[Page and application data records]

※ ※ ※

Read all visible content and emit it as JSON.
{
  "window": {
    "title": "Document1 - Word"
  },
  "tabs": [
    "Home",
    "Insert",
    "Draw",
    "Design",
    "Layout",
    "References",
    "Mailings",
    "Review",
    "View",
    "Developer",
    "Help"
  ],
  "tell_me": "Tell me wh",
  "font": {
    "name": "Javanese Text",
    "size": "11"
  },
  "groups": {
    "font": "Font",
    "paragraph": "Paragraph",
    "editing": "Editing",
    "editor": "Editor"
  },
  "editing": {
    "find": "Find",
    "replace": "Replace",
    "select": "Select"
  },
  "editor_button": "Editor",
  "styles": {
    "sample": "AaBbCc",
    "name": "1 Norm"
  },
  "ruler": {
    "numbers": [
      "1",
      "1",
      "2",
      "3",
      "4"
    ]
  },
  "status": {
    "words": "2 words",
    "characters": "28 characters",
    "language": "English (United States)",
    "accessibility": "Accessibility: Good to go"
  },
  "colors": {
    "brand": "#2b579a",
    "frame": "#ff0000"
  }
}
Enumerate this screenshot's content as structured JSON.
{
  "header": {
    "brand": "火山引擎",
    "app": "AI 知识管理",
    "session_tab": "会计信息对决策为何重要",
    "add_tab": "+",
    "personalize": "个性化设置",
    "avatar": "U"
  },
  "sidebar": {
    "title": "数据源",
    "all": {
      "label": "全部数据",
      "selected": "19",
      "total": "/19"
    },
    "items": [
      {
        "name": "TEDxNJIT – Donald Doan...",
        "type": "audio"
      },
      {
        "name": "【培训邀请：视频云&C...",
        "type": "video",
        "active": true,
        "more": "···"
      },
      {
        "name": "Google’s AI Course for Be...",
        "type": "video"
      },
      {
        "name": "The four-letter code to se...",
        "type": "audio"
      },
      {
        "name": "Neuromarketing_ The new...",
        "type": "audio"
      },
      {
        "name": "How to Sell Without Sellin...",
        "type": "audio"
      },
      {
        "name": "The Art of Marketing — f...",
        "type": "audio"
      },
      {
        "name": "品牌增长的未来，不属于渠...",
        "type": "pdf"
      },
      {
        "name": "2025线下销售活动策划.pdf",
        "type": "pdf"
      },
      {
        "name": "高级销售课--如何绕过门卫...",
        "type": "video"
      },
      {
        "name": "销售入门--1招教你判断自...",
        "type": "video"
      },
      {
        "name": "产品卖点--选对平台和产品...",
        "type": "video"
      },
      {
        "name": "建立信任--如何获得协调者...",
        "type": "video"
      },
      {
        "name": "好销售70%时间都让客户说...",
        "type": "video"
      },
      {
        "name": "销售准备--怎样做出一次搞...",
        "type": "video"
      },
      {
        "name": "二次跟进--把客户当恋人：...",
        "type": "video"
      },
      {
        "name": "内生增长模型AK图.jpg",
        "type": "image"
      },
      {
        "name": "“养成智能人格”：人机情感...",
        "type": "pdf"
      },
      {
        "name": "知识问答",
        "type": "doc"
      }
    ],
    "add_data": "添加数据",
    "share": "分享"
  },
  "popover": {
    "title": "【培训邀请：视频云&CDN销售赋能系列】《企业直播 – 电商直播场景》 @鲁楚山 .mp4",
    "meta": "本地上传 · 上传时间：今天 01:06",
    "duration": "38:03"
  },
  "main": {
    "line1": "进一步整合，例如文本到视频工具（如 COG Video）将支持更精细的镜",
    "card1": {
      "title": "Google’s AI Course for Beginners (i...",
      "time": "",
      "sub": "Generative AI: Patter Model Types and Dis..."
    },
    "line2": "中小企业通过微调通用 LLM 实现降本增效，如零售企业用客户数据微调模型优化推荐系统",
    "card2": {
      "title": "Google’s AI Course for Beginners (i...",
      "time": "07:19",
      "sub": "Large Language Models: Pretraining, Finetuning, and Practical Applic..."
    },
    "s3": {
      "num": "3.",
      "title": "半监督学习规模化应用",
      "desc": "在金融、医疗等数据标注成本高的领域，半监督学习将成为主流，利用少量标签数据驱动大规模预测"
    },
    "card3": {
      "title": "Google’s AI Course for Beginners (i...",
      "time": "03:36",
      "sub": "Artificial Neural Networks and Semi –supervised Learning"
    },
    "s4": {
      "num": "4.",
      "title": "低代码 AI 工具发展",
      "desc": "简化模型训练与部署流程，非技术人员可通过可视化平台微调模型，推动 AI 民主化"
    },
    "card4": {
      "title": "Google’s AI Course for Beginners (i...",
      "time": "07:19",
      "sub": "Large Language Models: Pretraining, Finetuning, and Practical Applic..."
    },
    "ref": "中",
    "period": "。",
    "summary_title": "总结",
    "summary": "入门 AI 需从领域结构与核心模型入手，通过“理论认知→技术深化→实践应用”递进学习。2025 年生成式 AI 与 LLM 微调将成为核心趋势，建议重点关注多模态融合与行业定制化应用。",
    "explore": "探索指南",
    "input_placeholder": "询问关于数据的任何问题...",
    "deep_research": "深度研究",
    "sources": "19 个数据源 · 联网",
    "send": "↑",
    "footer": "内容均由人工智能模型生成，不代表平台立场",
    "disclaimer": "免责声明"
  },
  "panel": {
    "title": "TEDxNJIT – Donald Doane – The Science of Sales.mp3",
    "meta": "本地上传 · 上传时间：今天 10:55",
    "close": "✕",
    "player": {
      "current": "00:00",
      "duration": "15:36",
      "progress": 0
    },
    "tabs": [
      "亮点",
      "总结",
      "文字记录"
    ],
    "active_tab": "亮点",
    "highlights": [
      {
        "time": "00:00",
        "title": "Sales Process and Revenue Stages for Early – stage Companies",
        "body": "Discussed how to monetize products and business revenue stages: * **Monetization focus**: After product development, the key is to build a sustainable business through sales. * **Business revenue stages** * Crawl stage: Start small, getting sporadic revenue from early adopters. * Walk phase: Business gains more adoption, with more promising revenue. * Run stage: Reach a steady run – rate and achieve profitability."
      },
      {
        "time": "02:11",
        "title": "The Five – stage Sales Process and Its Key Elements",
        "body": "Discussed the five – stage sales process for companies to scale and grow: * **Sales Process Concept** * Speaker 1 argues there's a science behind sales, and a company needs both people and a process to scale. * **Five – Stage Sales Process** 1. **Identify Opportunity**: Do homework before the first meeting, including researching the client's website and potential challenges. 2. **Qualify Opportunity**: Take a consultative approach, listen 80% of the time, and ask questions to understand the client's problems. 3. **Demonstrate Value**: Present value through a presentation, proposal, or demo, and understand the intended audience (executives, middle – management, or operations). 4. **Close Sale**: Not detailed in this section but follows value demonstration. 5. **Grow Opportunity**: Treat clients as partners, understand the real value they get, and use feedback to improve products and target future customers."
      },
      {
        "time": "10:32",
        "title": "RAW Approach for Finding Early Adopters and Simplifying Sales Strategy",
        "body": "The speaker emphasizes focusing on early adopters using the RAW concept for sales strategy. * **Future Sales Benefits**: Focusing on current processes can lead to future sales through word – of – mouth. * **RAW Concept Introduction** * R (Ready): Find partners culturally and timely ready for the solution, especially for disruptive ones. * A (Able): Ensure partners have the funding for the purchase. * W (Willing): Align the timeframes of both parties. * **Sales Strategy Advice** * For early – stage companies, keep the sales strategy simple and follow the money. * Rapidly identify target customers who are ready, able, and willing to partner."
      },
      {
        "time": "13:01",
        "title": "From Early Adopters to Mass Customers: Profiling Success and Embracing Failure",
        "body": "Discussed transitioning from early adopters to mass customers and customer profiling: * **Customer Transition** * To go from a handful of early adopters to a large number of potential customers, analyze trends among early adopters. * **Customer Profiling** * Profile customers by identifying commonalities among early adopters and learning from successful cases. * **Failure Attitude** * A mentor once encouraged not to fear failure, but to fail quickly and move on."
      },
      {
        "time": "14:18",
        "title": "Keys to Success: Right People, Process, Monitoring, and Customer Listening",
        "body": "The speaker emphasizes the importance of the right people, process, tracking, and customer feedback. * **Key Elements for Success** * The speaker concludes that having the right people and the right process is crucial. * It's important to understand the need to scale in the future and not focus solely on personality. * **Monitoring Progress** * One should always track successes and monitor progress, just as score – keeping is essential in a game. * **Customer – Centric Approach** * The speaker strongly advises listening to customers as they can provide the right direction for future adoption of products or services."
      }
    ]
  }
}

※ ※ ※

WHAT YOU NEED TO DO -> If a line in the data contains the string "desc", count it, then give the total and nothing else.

OUTPUT BELOW -> 2